# Exercise
Copy each line of the entries that contains the word "checked".

##### Task material

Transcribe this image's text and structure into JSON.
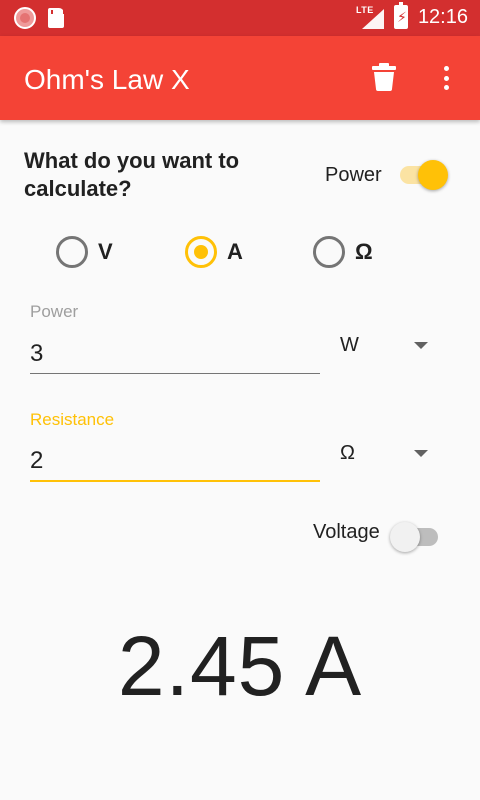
{
  "status_bar": {
    "network": "LTE",
    "time": "12:16",
    "icons": [
      "app-notification-icon",
      "sd-card-icon",
      "lte-signal-icon",
      "battery-charging-icon"
    ]
  },
  "app_bar": {
    "title": "Ohm's Law X",
    "actions": [
      "trash-icon",
      "more-vert-icon"
    ]
  },
  "calculator": {
    "question": "What do you want to calculate?",
    "power_toggle": {
      "label": "Power",
      "checked": true
    },
    "targets": [
      {
        "label": "V",
        "checked": false
      },
      {
        "label": "A",
        "checked": true
      },
      {
        "label": "Ω",
        "checked": false
      }
    ],
    "fields": {
      "power": {
        "label": "Power",
        "value": "3",
        "unit": "W"
      },
      "resistance": {
        "label": "Resistance",
        "value": "2",
        "unit": "Ω"
      }
    },
    "voltage_toggle": {
      "label": "Voltage",
      "checked": false
    },
    "result": "2.45 A"
  },
  "colors": {
    "status_bar": "#d32f2f",
    "app_bar": "#f44336",
    "accent": "#ffc107",
    "background": "#fafafa"
  }
}
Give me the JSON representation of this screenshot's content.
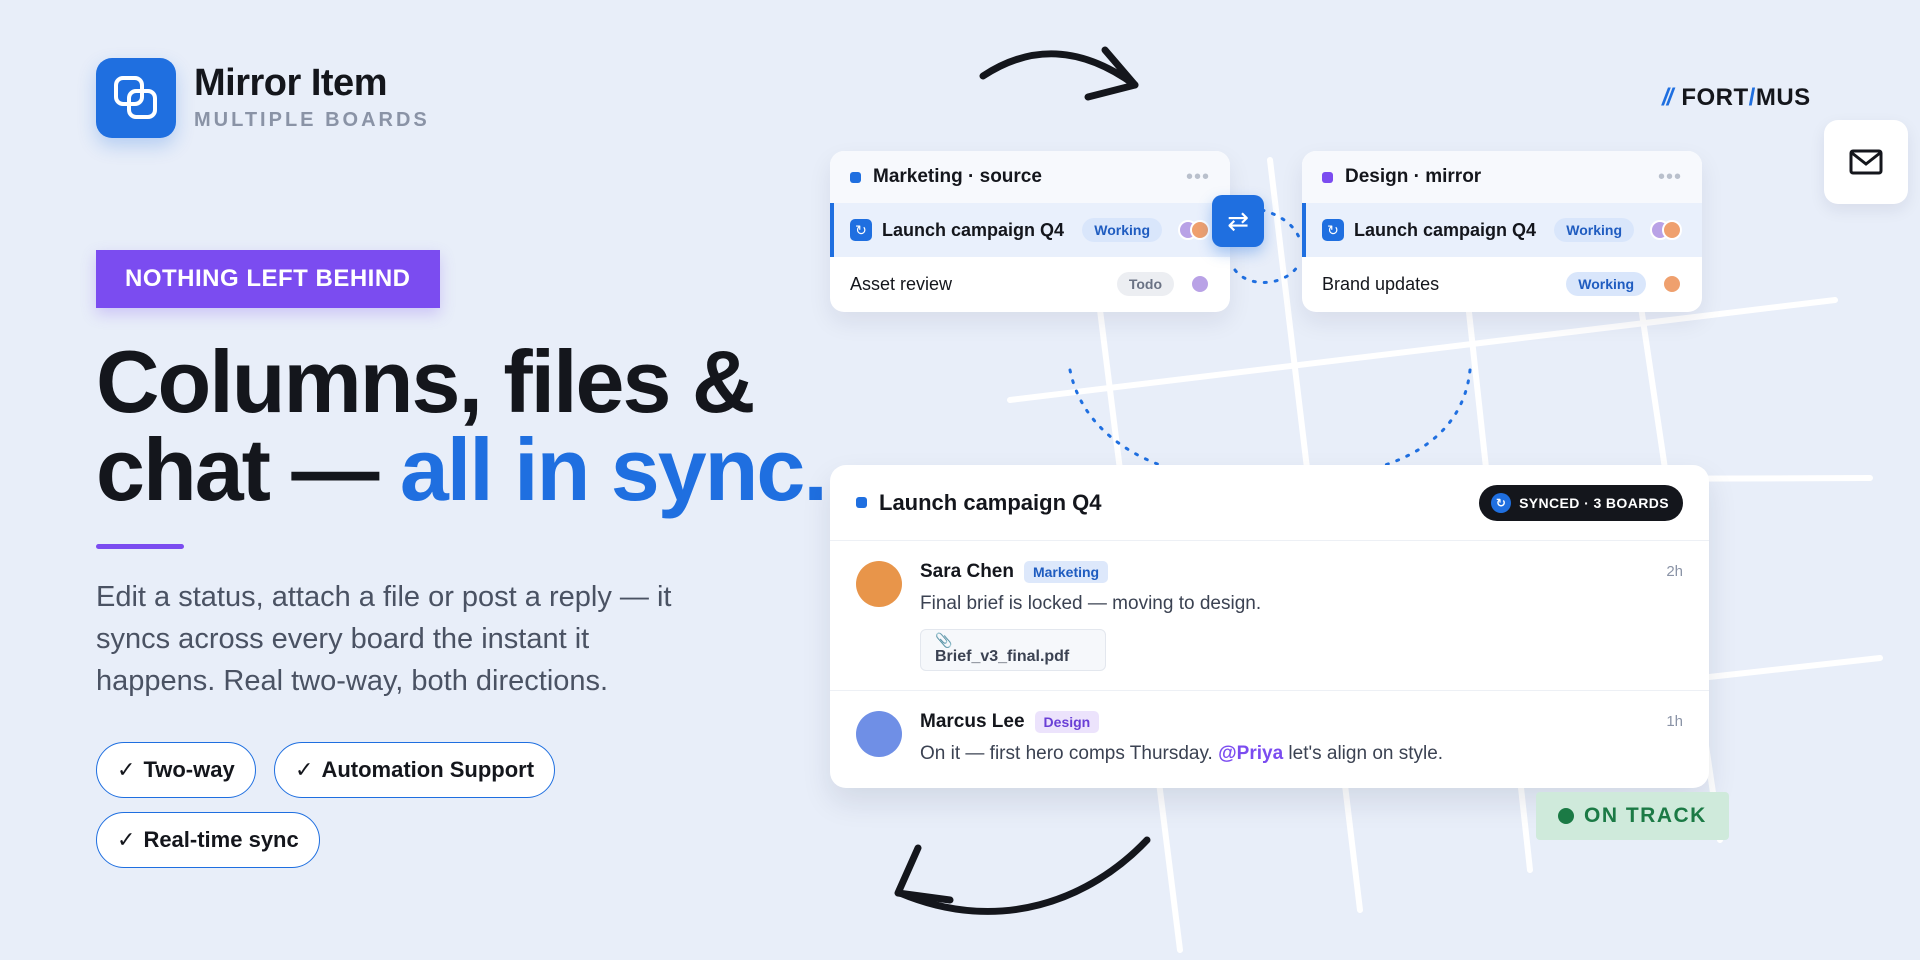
{
  "brand": {
    "title": "Mirror Item",
    "subtitle": "MULTIPLE BOARDS"
  },
  "eyebrow": "NOTHING LEFT BEHIND",
  "headline": {
    "line1": "Columns, files &",
    "line2_plain": "chat —",
    "line2_accent": "all in sync."
  },
  "lede": "Edit a status, attach a file or post a reply — it syncs across every board the instant it happens. Real two-way, both directions.",
  "pills": [
    {
      "check": "✓",
      "label": "Two-way"
    },
    {
      "check": "✓",
      "label": "Automation Support"
    },
    {
      "check": "✓",
      "label": "Real-time sync"
    }
  ],
  "logo": {
    "slashes": "//",
    "part1": "FORT",
    "mark": "/",
    "part2": "MUS"
  },
  "boards": [
    {
      "title": "Marketing · source",
      "dot_color": "#1f6fe0",
      "menu": "•••",
      "rows": [
        {
          "name": "Launch campaign Q4",
          "status": "Working",
          "icon": "sync-icon"
        },
        {
          "name": "Asset review",
          "status": "Todo"
        }
      ]
    },
    {
      "title": "Design · mirror",
      "dot_color": "#7b4cf0",
      "menu": "•••",
      "rows": [
        {
          "name": "Launch campaign Q4",
          "status": "Working",
          "icon": "sync-icon"
        },
        {
          "name": "Brand updates",
          "status": "Working"
        }
      ]
    }
  ],
  "sync_symbol": "⇄",
  "chat": {
    "title": "Launch campaign Q4",
    "synced_badge": "SYNCED · 3 BOARDS",
    "messages": [
      {
        "author": "Sara Chen",
        "team": "Marketing",
        "time": "2h",
        "text": "Final brief is locked — moving to design.",
        "attachment": "Brief_v3_final.pdf"
      },
      {
        "author": "Marcus Lee",
        "team": "Design",
        "time": "1h",
        "text_before": "On it — first hero comps Thursday.",
        "mention": "@Priya",
        "text_after": "let's align on style."
      }
    ]
  },
  "status_badge": "ON TRACK",
  "colors": {
    "accent": "#1f6fe0",
    "purple": "#7b4cf0",
    "green": "#1b7a45"
  }
}
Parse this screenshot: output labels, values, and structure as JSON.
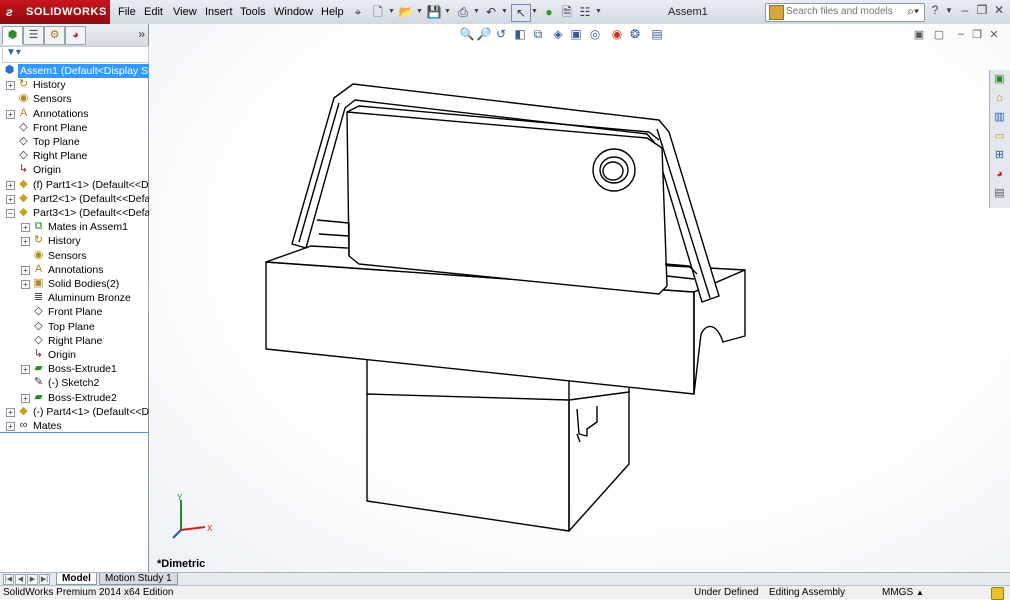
{
  "app": {
    "logo_text": "SOLIDWORKS",
    "document_title": "Assem1"
  },
  "menu": [
    "File",
    "Edit",
    "View",
    "Insert",
    "Tools",
    "Window",
    "Help"
  ],
  "search": {
    "placeholder": "Search files and models"
  },
  "tree": [
    {
      "label": "Assem1  (Default<Display State",
      "icon": "assembly-icon",
      "depth": 0,
      "expander": "",
      "selected": true
    },
    {
      "label": "History",
      "icon": "history-icon",
      "depth": 1,
      "expander": "+"
    },
    {
      "label": "Sensors",
      "icon": "sensors-icon",
      "depth": 1,
      "expander": ""
    },
    {
      "label": "Annotations",
      "icon": "annotations-icon",
      "depth": 1,
      "expander": "+"
    },
    {
      "label": "Front Plane",
      "icon": "plane-icon",
      "depth": 1,
      "expander": ""
    },
    {
      "label": "Top Plane",
      "icon": "plane-icon",
      "depth": 1,
      "expander": ""
    },
    {
      "label": "Right Plane",
      "icon": "plane-icon",
      "depth": 1,
      "expander": ""
    },
    {
      "label": "Origin",
      "icon": "origin-icon",
      "depth": 1,
      "expander": ""
    },
    {
      "label": "(f) Part1<1> (Default<<Defa",
      "icon": "part-icon",
      "depth": 1,
      "expander": "+"
    },
    {
      "label": "Part2<1> (Default<<Default",
      "icon": "part-icon",
      "depth": 1,
      "expander": "+"
    },
    {
      "label": "Part3<1> (Default<<Default",
      "icon": "part-icon",
      "depth": 1,
      "expander": "−"
    },
    {
      "label": "Mates in Assem1",
      "icon": "mates-in-assembly-icon",
      "depth": 2,
      "expander": "+"
    },
    {
      "label": "History",
      "icon": "history-icon",
      "depth": 2,
      "expander": "+"
    },
    {
      "label": "Sensors",
      "icon": "sensors-icon",
      "depth": 2,
      "expander": ""
    },
    {
      "label": "Annotations",
      "icon": "annotations-icon",
      "depth": 2,
      "expander": "+"
    },
    {
      "label": "Solid Bodies(2)",
      "icon": "solid-bodies-icon",
      "depth": 2,
      "expander": "+"
    },
    {
      "label": "Aluminum Bronze",
      "icon": "material-icon",
      "depth": 2,
      "expander": ""
    },
    {
      "label": "Front Plane",
      "icon": "plane-icon",
      "depth": 2,
      "expander": ""
    },
    {
      "label": "Top Plane",
      "icon": "plane-icon",
      "depth": 2,
      "expander": ""
    },
    {
      "label": "Right Plane",
      "icon": "plane-icon",
      "depth": 2,
      "expander": ""
    },
    {
      "label": "Origin",
      "icon": "origin-icon",
      "depth": 2,
      "expander": ""
    },
    {
      "label": "Boss-Extrude1",
      "icon": "extrude-icon",
      "depth": 2,
      "expander": "+"
    },
    {
      "label": "(-) Sketch2",
      "icon": "sketch-icon",
      "depth": 2,
      "expander": ""
    },
    {
      "label": "Boss-Extrude2",
      "icon": "extrude-icon",
      "depth": 2,
      "expander": "+"
    },
    {
      "label": "(-) Part4<1> (Default<<Def",
      "icon": "part-icon",
      "depth": 1,
      "expander": "+"
    },
    {
      "label": "Mates",
      "icon": "mates-icon",
      "depth": 1,
      "expander": "+"
    }
  ],
  "graphics": {
    "view_label": "*Dimetric",
    "triad": {
      "x": "X",
      "y": "Y"
    }
  },
  "bottom_tabs": [
    "Model",
    "Motion Study 1"
  ],
  "status": {
    "edition": "SolidWorks Premium 2014 x64 Edition",
    "state": "Under Defined",
    "mode": "Editing Assembly",
    "units": "MMGS"
  },
  "colors": {
    "selection": "#3399ff",
    "brand": "#c9161e"
  }
}
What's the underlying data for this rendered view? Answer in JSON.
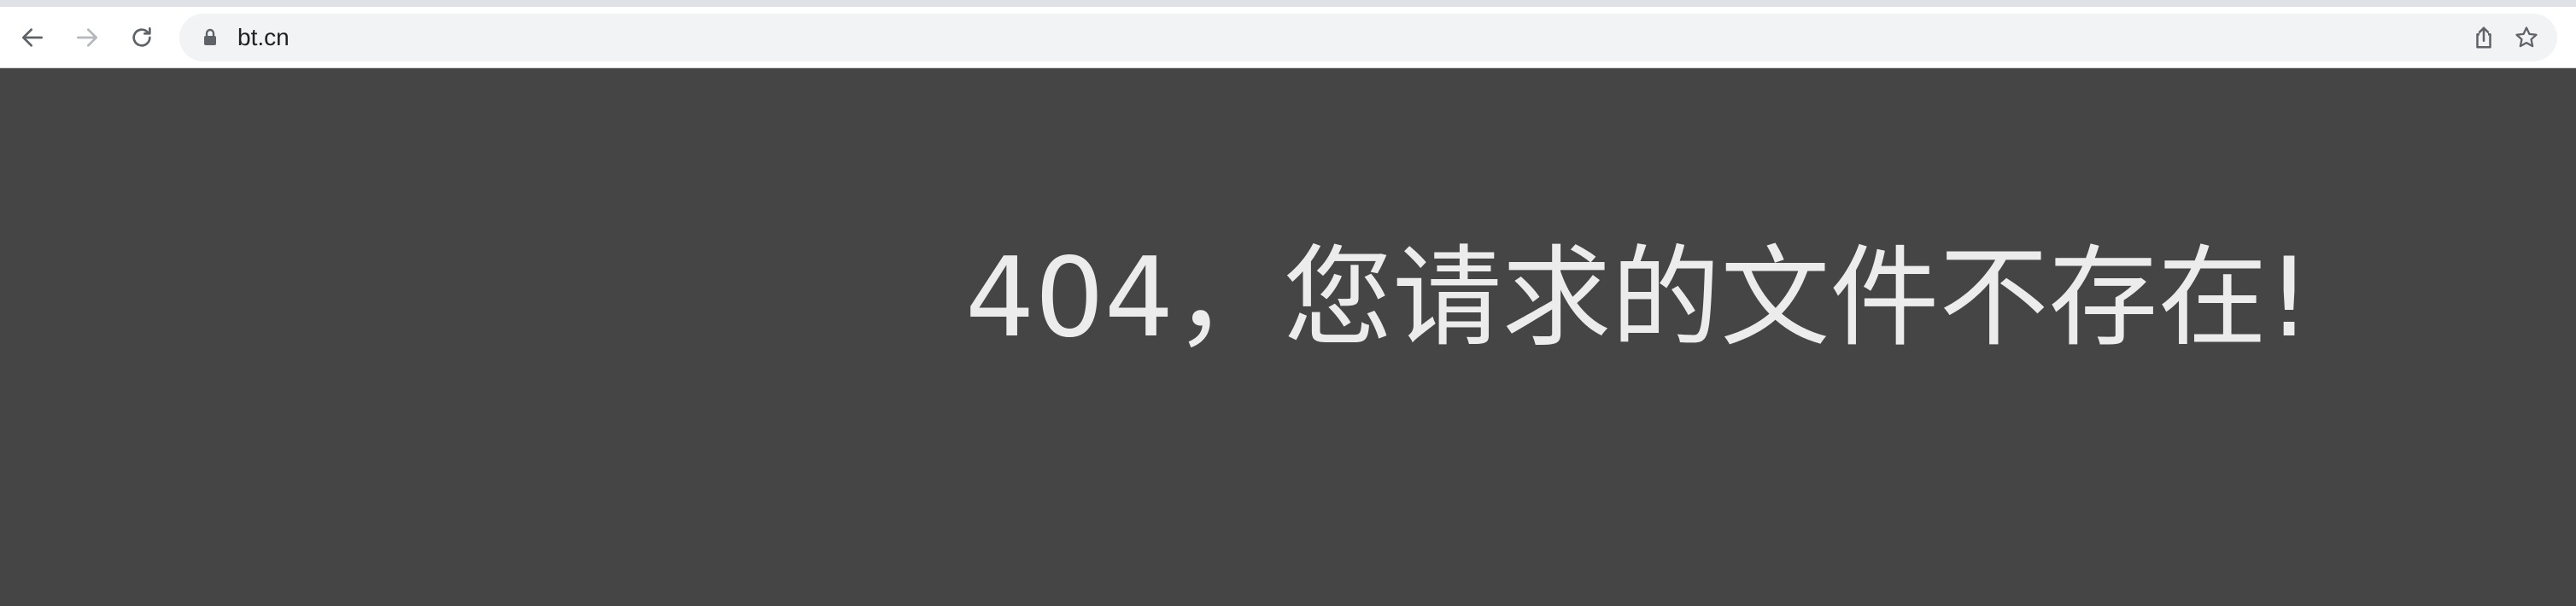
{
  "browser": {
    "url": "bt.cn",
    "icons": {
      "back": "back-arrow-icon",
      "forward": "forward-arrow-icon",
      "reload": "reload-icon",
      "lock": "lock-icon",
      "share": "share-icon",
      "bookmark": "star-icon"
    }
  },
  "page": {
    "message": "404，您请求的文件不存在!",
    "background_color": "#454545",
    "text_color": "#ececec"
  }
}
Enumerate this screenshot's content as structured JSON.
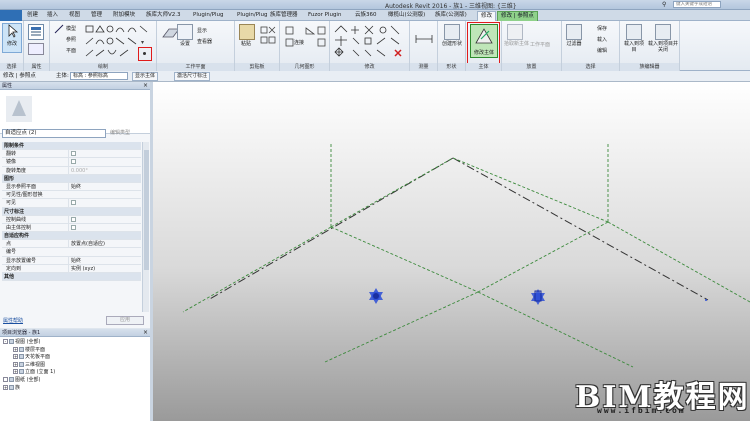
{
  "titlebar": {
    "title": "Autodesk Revit 2016 -   族1 - 三维视图: {三维}",
    "search_placeholder": "键入关键字或短语"
  },
  "tabs": [
    "创建",
    "插入",
    "视图",
    "管理",
    "附加模块",
    "族库大师V2.3",
    "Plugin/Plug",
    "Plugin/Plug",
    "族库管理器",
    "Fuzor Plugin",
    "云族360",
    "橄榄山(公测版)",
    "族库(公测版)",
    "修改",
    "修改 | 参照点"
  ],
  "ribbon": {
    "panels": [
      "选择",
      "属性",
      "绘制",
      "工作平面",
      "剪贴板",
      "几何图形",
      "修改",
      "测量",
      "形状",
      "主体",
      "放置",
      "选择",
      "族编辑器"
    ],
    "modify_label": "修改",
    "draw_items": [
      "模型",
      "参照",
      "平面"
    ],
    "workplane_items": [
      "显示",
      "设置",
      "查看器"
    ],
    "clipboard_items": [
      "粘贴"
    ],
    "geometry_items": [
      "连接"
    ],
    "measure_items": [],
    "shape_items": [
      "创建形状"
    ],
    "host_item": "修改主体",
    "place_items": [
      "拾取新主体",
      "工作平面"
    ],
    "select_items": [
      "过滤器",
      "保存",
      "载入",
      "编辑"
    ],
    "family_editor_items": [
      "载入到项目",
      "载入到项目并关闭"
    ],
    "highlighted_button": "修改图元"
  },
  "optionsbar": {
    "context": "修改 | 参照点",
    "host_label": "主体:",
    "host_value": "标高 : 参照标高",
    "show_host": "显示主体",
    "dim_label": "激活尺寸标注"
  },
  "properties": {
    "title": "属性",
    "type_name": "自适应点 (2)",
    "edit_type": "编辑类型",
    "rows": [
      {
        "group": "限制条件"
      },
      {
        "k": "翻转",
        "v": "",
        "check": true,
        "gray": true
      },
      {
        "k": "镜像",
        "v": "",
        "check": true,
        "gray": true
      },
      {
        "k": "旋转角度",
        "v": "0.000°",
        "gray": true
      },
      {
        "group": "图形"
      },
      {
        "k": "显示参照平面",
        "v": "始终"
      },
      {
        "k": "可见性/图形替换",
        "v": "编辑...",
        "button": true
      },
      {
        "k": "可见",
        "v": "",
        "check": true
      },
      {
        "group": "尺寸标注"
      },
      {
        "k": "控制曲线",
        "v": "",
        "check": true,
        "gray": true
      },
      {
        "k": "由主体控制",
        "v": "",
        "check": true,
        "gray": true
      },
      {
        "group": "自适应构件"
      },
      {
        "k": "点",
        "v": "放置点(自适应)"
      },
      {
        "k": "编号",
        "v": ""
      },
      {
        "k": "显示放置编号",
        "v": "始终"
      },
      {
        "k": "定向到",
        "v": "实例 (xyz)"
      },
      {
        "group": "其他"
      }
    ],
    "help_link": "属性帮助",
    "apply": "应用"
  },
  "browser": {
    "title": "项目浏览器 - 族1",
    "items": [
      {
        "label": "视图 (全部)",
        "level": 0,
        "sign": "-"
      },
      {
        "label": "楼层平面",
        "level": 1,
        "sign": "+"
      },
      {
        "label": "天花板平面",
        "level": 1,
        "sign": "+"
      },
      {
        "label": "三维视图",
        "level": 1,
        "sign": "+"
      },
      {
        "label": "立面 (立面 1)",
        "level": 1,
        "sign": "+"
      },
      {
        "label": "图纸 (全部)",
        "level": 0,
        "sign": ""
      },
      {
        "label": "族",
        "level": 0,
        "sign": "+"
      }
    ]
  },
  "watermark": {
    "text": "BIM教程网",
    "url": "www.ifbim.com"
  }
}
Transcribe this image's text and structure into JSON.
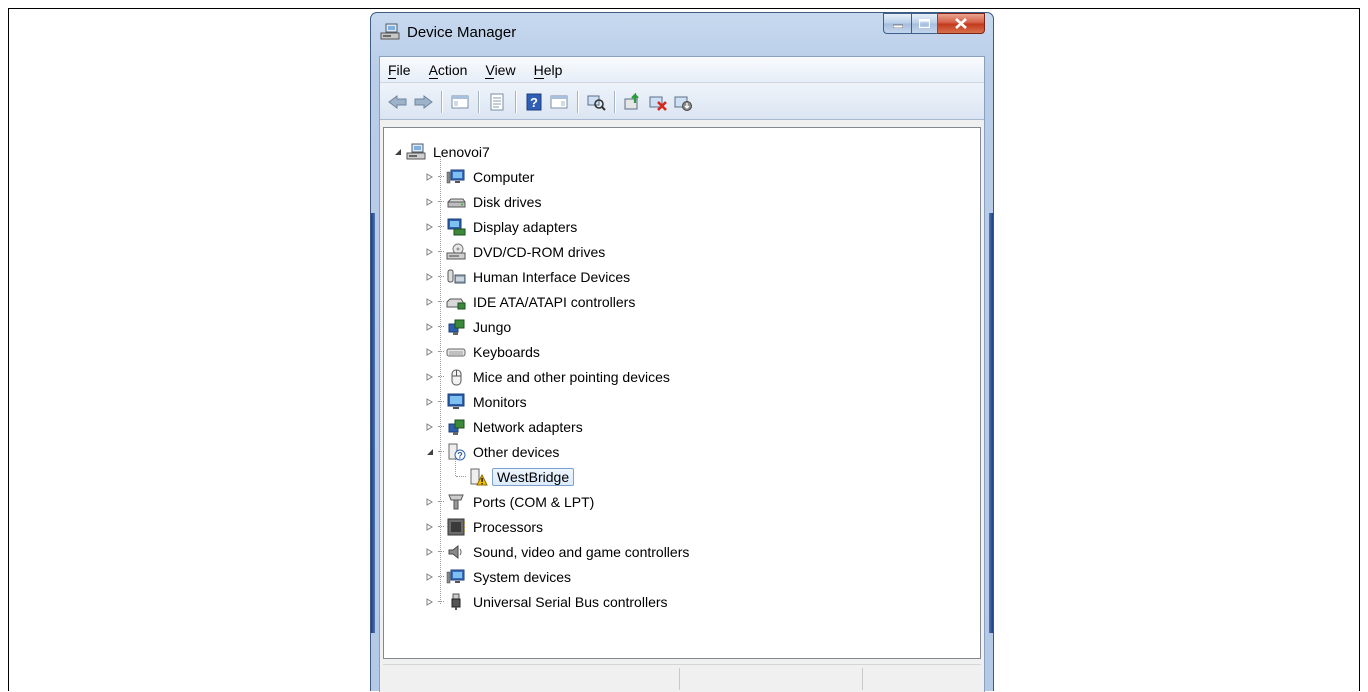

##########

# Written response
      "checked": true
        "checked": false
        "checked": true
        "checked": false
      "checked": false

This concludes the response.